The household measure of job growth (used to derive the unemployment rate) has revealed average monthly job growth in 2006 at a robust 222,000, which is more in line with the payroll figures we expect after the annual revisions. As we frequently noted even before last month's payrolls footnote, the household survey is less subject to annual revisions, so even though it's more volatile on a month-to-month basis, diverging trends over time are a good indicator of likely impending payroll adjustments.
Wage growth on a year-over-year basis has risen steadily since the start of 2004, and it appears that compensation cost growth this year has gained steam. Both nominal earnings and real earnings are up from the cycle trough, though the real earnings figures are now starting to benefit from less of a drag from rising commodity prices. Given the tight labor market and continued strength in various inflation measures, we expect a continued elevated trajectory for nominal earnings.
Forecasts and revisions
Median payroll forecasts have drifted lower to meet the slower reported pace of hiring in 2006. Through the first eight months of the year, the average median forecast was 182,000 vs. the average "as-reported" figure of 153,000. September revealed another large shortfall in the "as-reported" relative to the median. But it appears that the market is viewing the September shortfall as a one-off event, rather than tracking that miss lower. But another "surprisingly" weak print in October would likely drag median forecasts down further through yearend.
Historically, October reveals the strongest level of not-seasonally-adjusted job growth in the second half of the year. Given present cross-currents in the market, there's little reason to expect a big swing from the seasonal pattern.
Other job-market indicators

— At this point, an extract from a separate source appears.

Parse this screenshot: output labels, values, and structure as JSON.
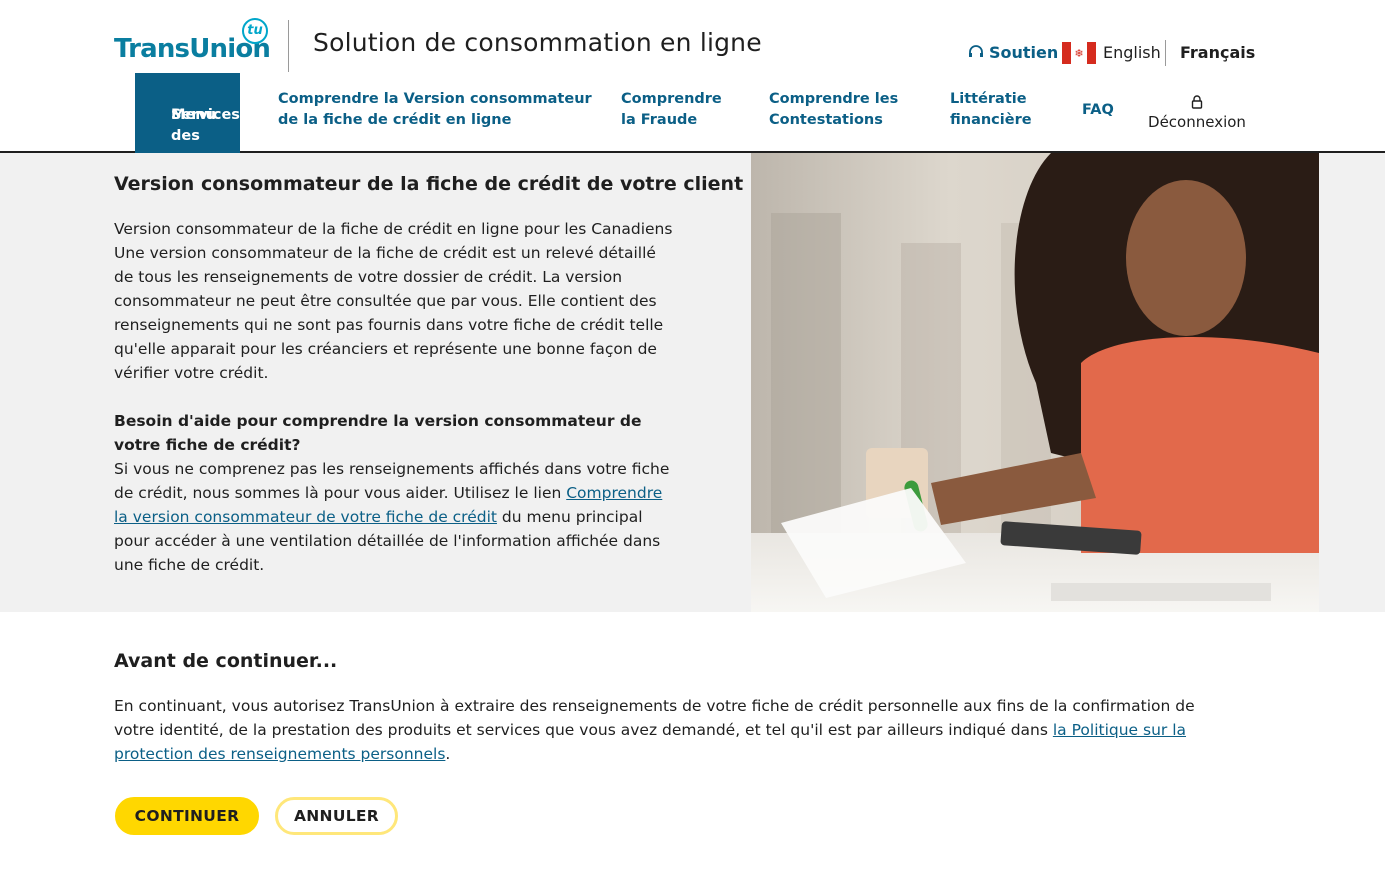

Weekly initial jobless claims in October have a month-average level at a lean 306,000, from 314,000 in September, 317,000 in August, and 313,000 in July. The data are consistent with a solid labor market, and support some upside risk for October payrolls.

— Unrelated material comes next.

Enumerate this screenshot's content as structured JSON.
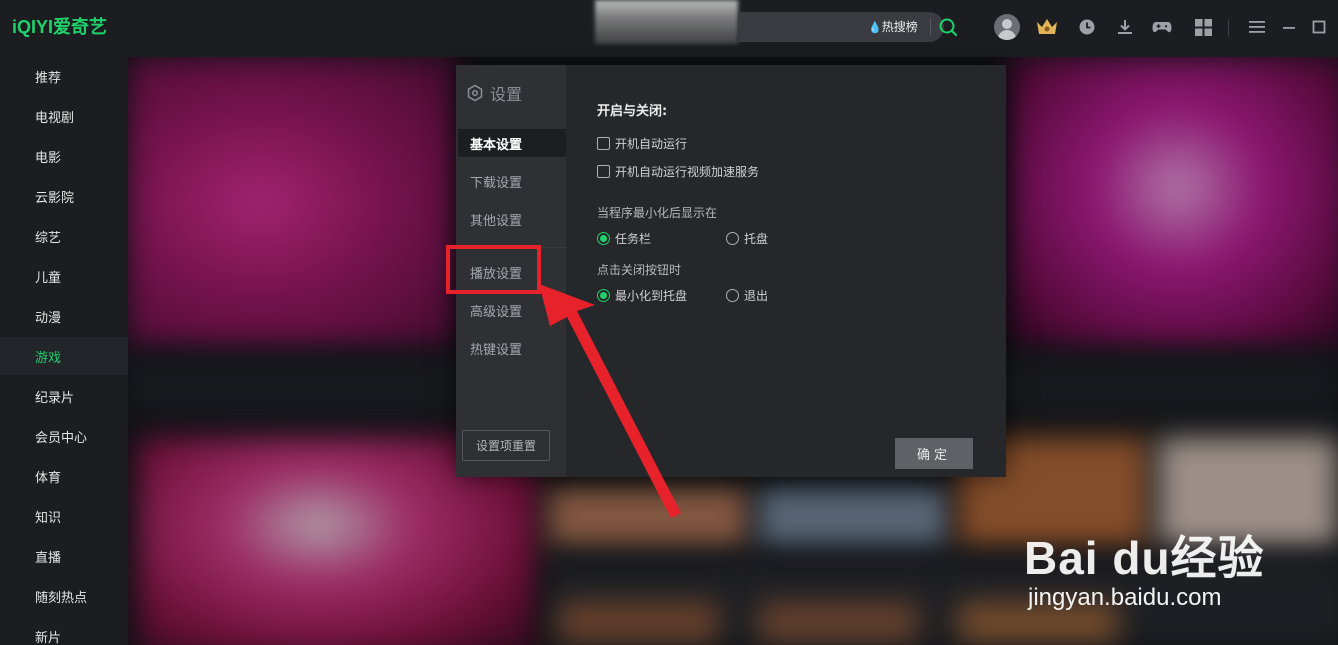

The current-conditions series from the University of Michigan's consumer-sentiment and the Conference Board's consumer-confidence figures revealed diverging swings again in October, but generally reside at levels consistent with a robust labor market. The current series from Michigan surged to 93.6, from 85.4, while the current series from the Conference Board moderated to 124.7, from 128.3??ith the "job-strength" component derivation showing a notably weaker trend relative to the first half of 2006.
Nonetheless, nearly all of the sentiment measures have revealed a notable improvement over the last couple of months, reflecting the drop in energy prices, lower interest rates, and higher stocks prices. The improvement here may suggest some increased optimism for business managers as well, and may translate to a pick-up in hiring on the month.
Right on Track The employment components from the factory-sentiment surveys have been mixed in October, implying risk of no big change on the month relative to recent trends. Recent trends in the Help-Wanted Indexes have been consistent with a slowdown in job growth.
The September Challenger job-cut survey, released Oct. 3, jumped to 100,300, which represented a 40% year-over-year increase, the largest increase since July, 2005. The rebound in the October ADP survey to 128,000 from 78,000 and the 0.9% rise in the October Hudson Employment Index to 101.4 bode well for our forecast.
The degree of bounce in payrolls in October from the restrained September figure will be watched closely by the markets. As we always note, it's the full mix of figures from the report that should be monitored rather than just payrolls, and this is particularly true until we get the benchmarked data in February.
Federal Reserve policymakers will be keeping a close eye on the October report, but unless there's a big upside surprise in job or wage growth, Bernanke & Co. should be able to stick to their current policy track and keep the "pause" button pressed for the next several months.